Legendary designer Gordon Murray, who created the trailblazing McLaren F1, has unveiled an all-new £2.5 million three-seat ultra-lightweight hypercar that, he believes, will beat all rivals – including the Aston Martin Valkyrie and Mercedes-AMG One – for “purity, sense of purpose and ground-breaking technology” when it appears in 2022.
The car will be made in a batch of 100 units over one year by Murray’s own manufacturing company, Gordon Murray Automotive (GMA). It will feature revolutionary ‘fan car’ technology to generate aerodynamic downforce and improve cornering grip. The system is similar to one pioneered by Murray in the controversial 1978 Brabham BT46B Formula 1 car, which won its only grand prix before being withdrawn from competition.
Called the T.50 in recognition of the British designer’s half century of building own-design cars, the new hypercar is an all-carbonfibre, mid-engined, rear-wheel-drive design. It is slightly longer than his 1993 F1 but still smaller than a Porsche 911, at just under 4.4m long.
The T.50 is also remarkably light, at 980kg. That undercuts the then-featherweight BMW V12-engined F1 by a cool 120kg and beats today’s supercar crop by 400kg to 600kg.
The T.50 is powered by a compact and lightweight 641bhp 3.9-litre normally aspirated V12 engine, created by GMA in co-operation with Cosworth. The transmission is a classic six-speed stick-shift manual gearbox built by Xtrac. Although the T.50 uses a 48V electrical system to power the 400mm-diameter fan that creates most of its downforce, the car will not use hybrid tech because Murray feels it’s too heavy and complex. He noted that the T.50 draws efficiency from a lightweight design.

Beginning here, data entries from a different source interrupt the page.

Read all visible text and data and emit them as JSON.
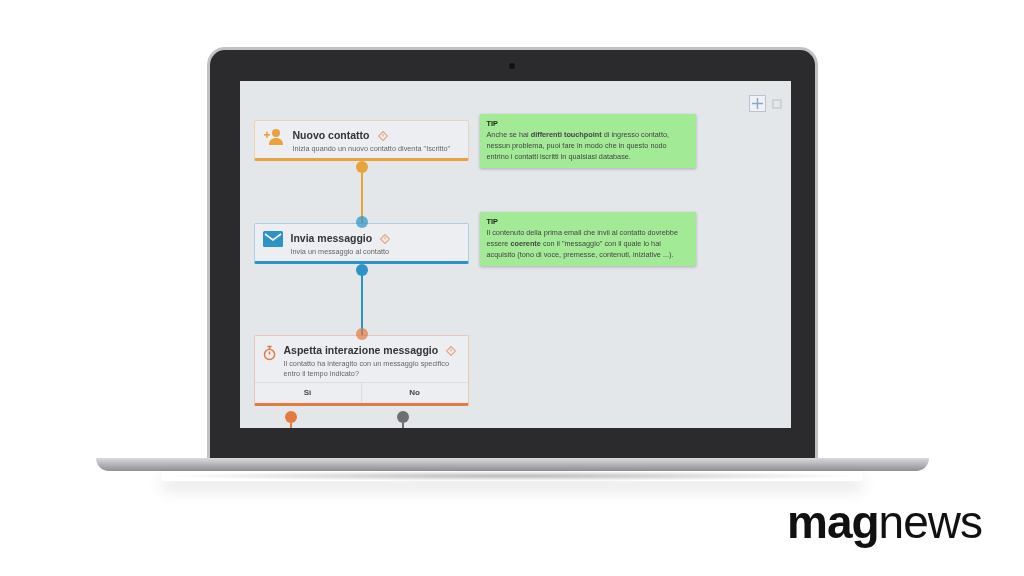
{
  "toolbar": [
    {
      "kind": "move",
      "selected": true
    },
    {
      "kind": "square",
      "selected": false
    }
  ],
  "nodes": [
    {
      "kind": "contact",
      "title": "Nuovo contatto",
      "description": "Inizia quando un nuovo contatto diventa \"Iscritto\"",
      "color": "#e8a33d"
    },
    {
      "kind": "message",
      "title": "Invia messaggio",
      "description": "Invia un messaggio al contatto",
      "color": "#2b93c8"
    },
    {
      "kind": "wait",
      "title": "Aspetta interazione messaggio",
      "description": "Il contatto ha interagito con un messaggio specifico entro il tempo indicato?",
      "color": "#e27b3f",
      "branches": [
        {
          "label": "Sì",
          "color": "#e27b3f"
        },
        {
          "label": "No",
          "color": "#6d6f73"
        }
      ]
    }
  ],
  "tips": [
    {
      "label": "TIP",
      "text": "Anche se hai **differenti touchpoint** di ingresso contatto, nessun problema, puoi fare in modo che in questo nodo entrino i contatti iscritti in qualsiasi database."
    },
    {
      "label": "TIP",
      "text": "Il contenuto della prima email che invii al contatto dovrebbe essere **coerente** con il \"messaggio\" con il quale lo hai acquisito (tono di voce, premesse, contenuti, iniziative ...)."
    }
  ],
  "logo": {
    "bold": "mag",
    "light": "news"
  }
}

But Murray said he won’t be chasing particular performance statistics or circuit times because he believes such exercises compromise the car. “The F1 turned out to be quick,” he said, “and T.50 will be quicker.”